The Male Contraceptive Pill: What Are They Waiting For?
Contraceptives have been with us for at least 4,000 years. Records dating to 1850 BCE show Egyptian women used acacia gum, honey, lint and even crocodile dung to prevent pregnancy. Apart from condoms and the more recent invention of vasectomies, the burden of contraception to prevent the pitter-patter of little unplanned feet has mostly fallen on women. They use birth control pills, vaginal rings, diaphragms, IUDs, and the list goes on.
But what about a male contraceptive? The infamous female contraceptive pill has been around for more than 50 years. Where's the male version?
The male contraceptive and testosterone
The search for a daily pill that would make men temporarily incapable of getting a woman pregnant would undoubtedly be welcome. Studies show that 57 percent of men in short-term relationships would use it, as would a whopping 65 percent of men in long-term relationships. (Although, fellas, more than half of the women surveyed on the subject said they wouldn't trust their male partner to take his pill every day, so consider that tidbit.)

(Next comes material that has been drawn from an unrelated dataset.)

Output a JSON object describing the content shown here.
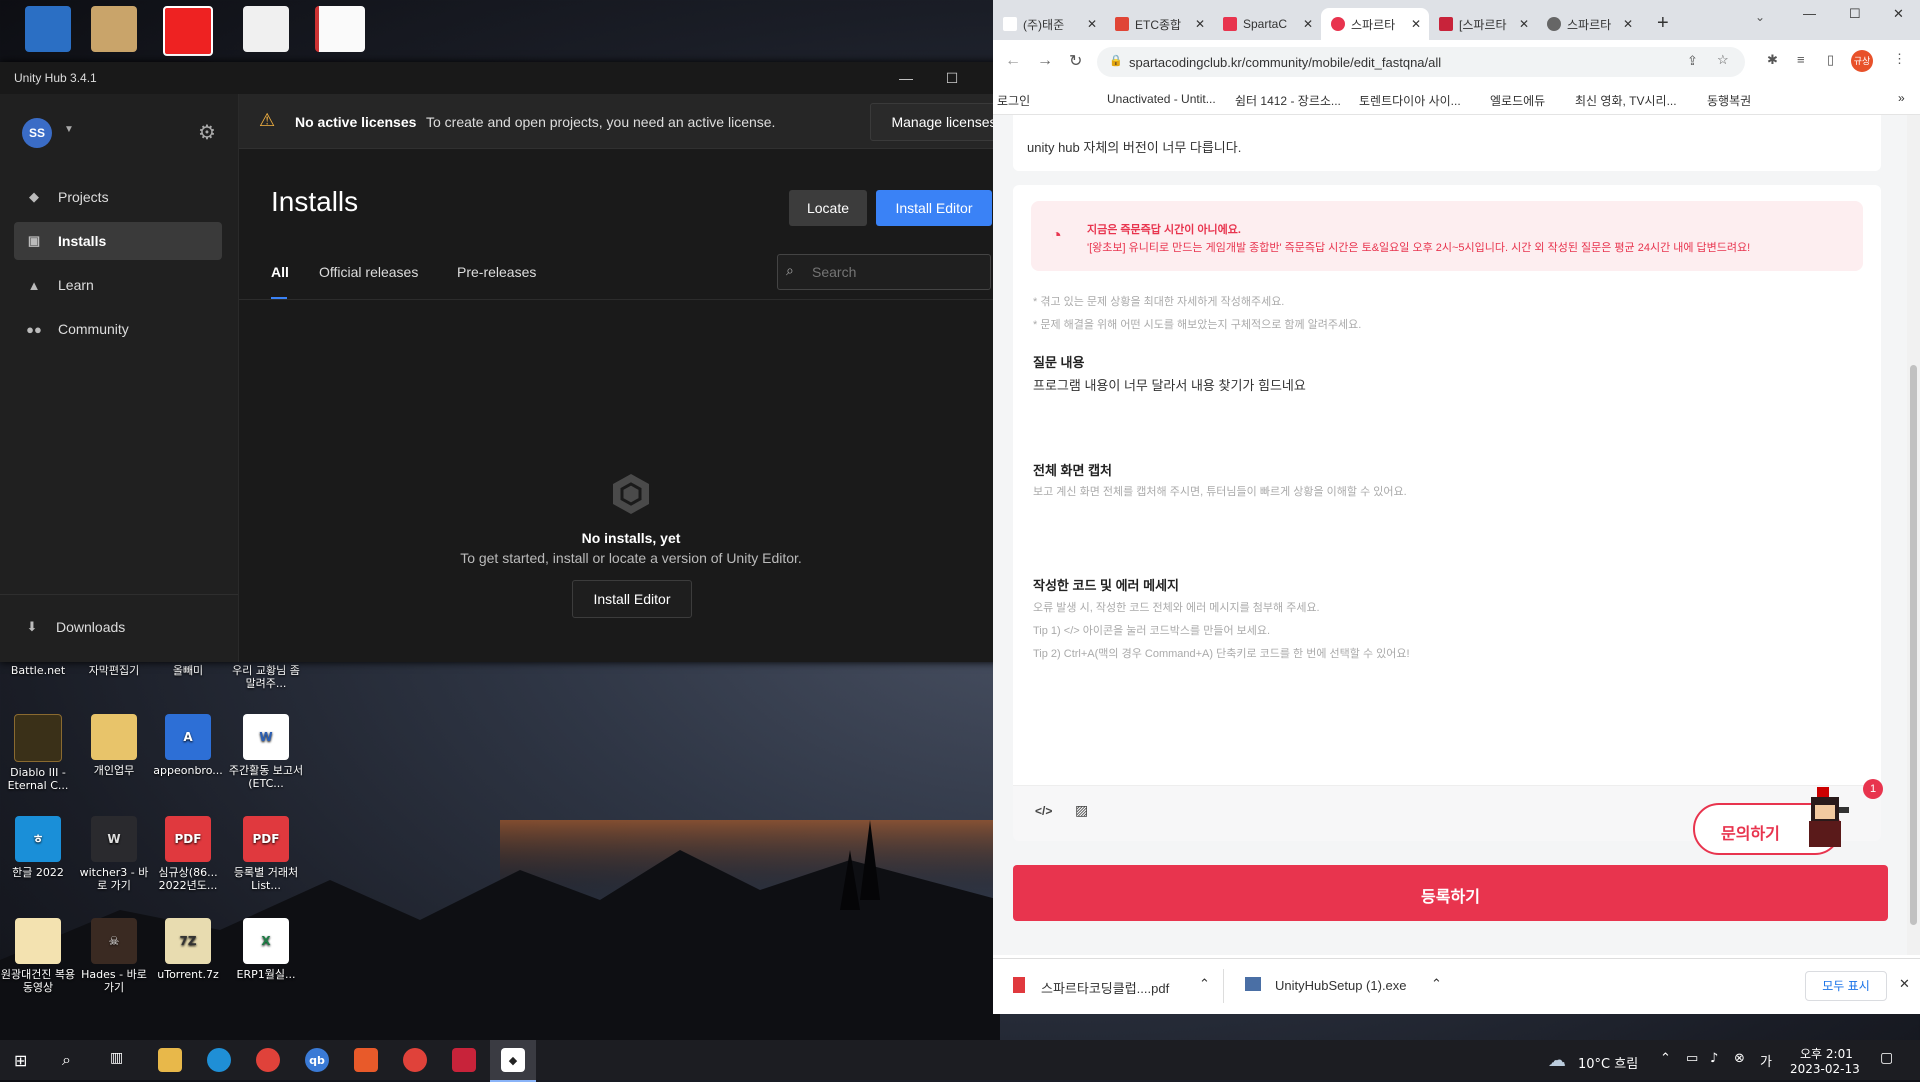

But even if we could guarantee that the meds would be taken faithfully, there are some other stumbling blocks when it comes to male contraceptive pills. One tricky part about creating a pill that prevents sperm from being manufactured or connecting with an egg is good old testosterone.
Testosterone is, of course, the "male hormone" and a key component in sperm creation and a host of other functions in the male body. While blocking a man's testosterone production would indeed cause his testicles to stop making sperm, it would also inhibit his sexual function and potentially cause other side effects as well, including acne, weight gain, mood swings and a lowered libido.
Threading the needle between making a pill that can stop or curtail sperm production while leaving the rest of a man's sexual response intact had proved impossible until fairly recently.
News from the academic world
Researchers from the University of Washington began trials in 2018 on a pill that could be taken once a day and would affect men's hormones by curtailing sperm production without causing profound side effects. For 28 days, the drug, called 11-beta-MNTDC, was given to a group of 30 men alongside an additional group of men who were given a placebo.
Among the men who were given the active drug, levels of testosterone and other hormones specific to the production of sperm dropped dramatically in comparison to the men in the control group. What's more, once the trial ended, the men's testosterone returned to normal levels.
The side effects for the men on the actual drug were mild and minimal, with five men reporting a moderately decreased sex drive and two reporting mild erectile dysfunction. However, none of them had sufficient difficulties that prevented them from having sex, and none were affected profoundly enough to prompt them to stop taking the pill.
A second study published in 2019 involved an experimental gel-based male contraceptive that 100 men were asked to apply to their back and shoulders on a daily basis.
The gel contained progestin, which blocks the natural production of testosterone in the testicles, thus preventing sperm manufacture. But at the same time, the gel also delivered replacement testosterone, theoretically ensuring that men's sex drive and other hormonal functions continue to operate normally.
The results were sufficiently positive to prompt the researchers to move the study into its next phase.
While there may yet be some work to be done before there's a male contraceptive pill coming to your local pharmacy, it appears that medical research into the subject is finding some success. And judging by the attention these and other studies have garnered recently, laying the groundwork for public buy-in is also well in hand.
Look forward to a day sometime soon when men will join women in responsibly taking their daily pill to prevent unwanted pregnancy.